● **TASK TO COMPLETE**
Each record must reappear in the answer exactly as it is written.
[[ TASK INPUTS, beginning ]]
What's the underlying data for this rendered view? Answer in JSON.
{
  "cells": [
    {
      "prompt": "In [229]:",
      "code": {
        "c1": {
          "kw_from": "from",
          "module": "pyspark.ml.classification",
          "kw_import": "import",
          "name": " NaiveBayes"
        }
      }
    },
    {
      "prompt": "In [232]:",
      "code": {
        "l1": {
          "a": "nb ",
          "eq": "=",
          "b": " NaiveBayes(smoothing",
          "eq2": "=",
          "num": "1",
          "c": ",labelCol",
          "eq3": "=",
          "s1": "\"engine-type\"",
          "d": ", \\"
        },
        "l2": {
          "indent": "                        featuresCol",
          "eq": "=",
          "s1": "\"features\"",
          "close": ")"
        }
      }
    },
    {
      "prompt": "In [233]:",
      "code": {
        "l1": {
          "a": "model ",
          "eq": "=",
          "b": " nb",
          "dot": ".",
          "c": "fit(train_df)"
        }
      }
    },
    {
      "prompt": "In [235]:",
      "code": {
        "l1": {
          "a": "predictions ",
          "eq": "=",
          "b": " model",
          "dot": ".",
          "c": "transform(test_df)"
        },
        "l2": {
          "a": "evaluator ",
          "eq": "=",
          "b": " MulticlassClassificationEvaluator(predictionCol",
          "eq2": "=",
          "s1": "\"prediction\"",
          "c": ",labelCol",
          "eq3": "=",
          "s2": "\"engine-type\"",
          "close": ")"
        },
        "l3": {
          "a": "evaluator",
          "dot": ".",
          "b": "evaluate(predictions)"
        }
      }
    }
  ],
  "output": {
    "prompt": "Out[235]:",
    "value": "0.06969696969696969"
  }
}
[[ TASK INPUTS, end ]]
● **ANSWER TO THE EXERCISE**
What's the underlying data for this rendered view? Answer in JSON.
{
  "cells": [
    {
      "prompt": "In [229]:",
      "code": {
        "c1": {
          "kw_from": "from",
          "module": "pyspark.ml.classification",
          "kw_import": "import",
          "name": " NaiveBayes"
        }
      }
    },
    {
      "prompt": "In [232]:",
      "code": {
        "l1": {
          "a": "nb ",
          "eq": "=",
          "b": " NaiveBayes(smoothing",
          "eq2": "=",
          "num": "1",
          "c": ",labelCol",
          "eq3": "=",
          "s1": "\"engine-type\"",
          "d": ", \\"
        },
        "l2": {
          "indent": "                        featuresCol",
          "eq": "=",
          "s1": "\"features\"",
          "close": ")"
        }
      }
    },
    {
      "prompt": "In [233]:",
      "code": {
        "l1": {
          "a": "model ",
          "eq": "=",
          "b": " nb",
          "dot": ".",
          "c": "fit(train_df)"
        }
      }
    },
    {
      "prompt": "In [235]:",
      "code": {
        "l1": {
          "a": "predictions ",
          "eq": "=",
          "b": " model",
          "dot": ".",
          "c": "transform(test_df)"
        },
        "l2": {
          "a": "evaluator ",
          "eq": "=",
          "b": " MulticlassClassificationEvaluator(predictionCol",
          "eq2": "=",
          "s1": "\"prediction\"",
          "c": ",labelCol",
          "eq3": "=",
          "s2": "\"engine-type\"",
          "close": ")"
        },
        "l3": {
          "a": "evaluator",
          "dot": ".",
          "b": "evaluate(predictions)"
        }
      }
    }
  ],
  "output": {
    "prompt": "Out[235]:",
    "value": "0.06969696969696969"
  }
}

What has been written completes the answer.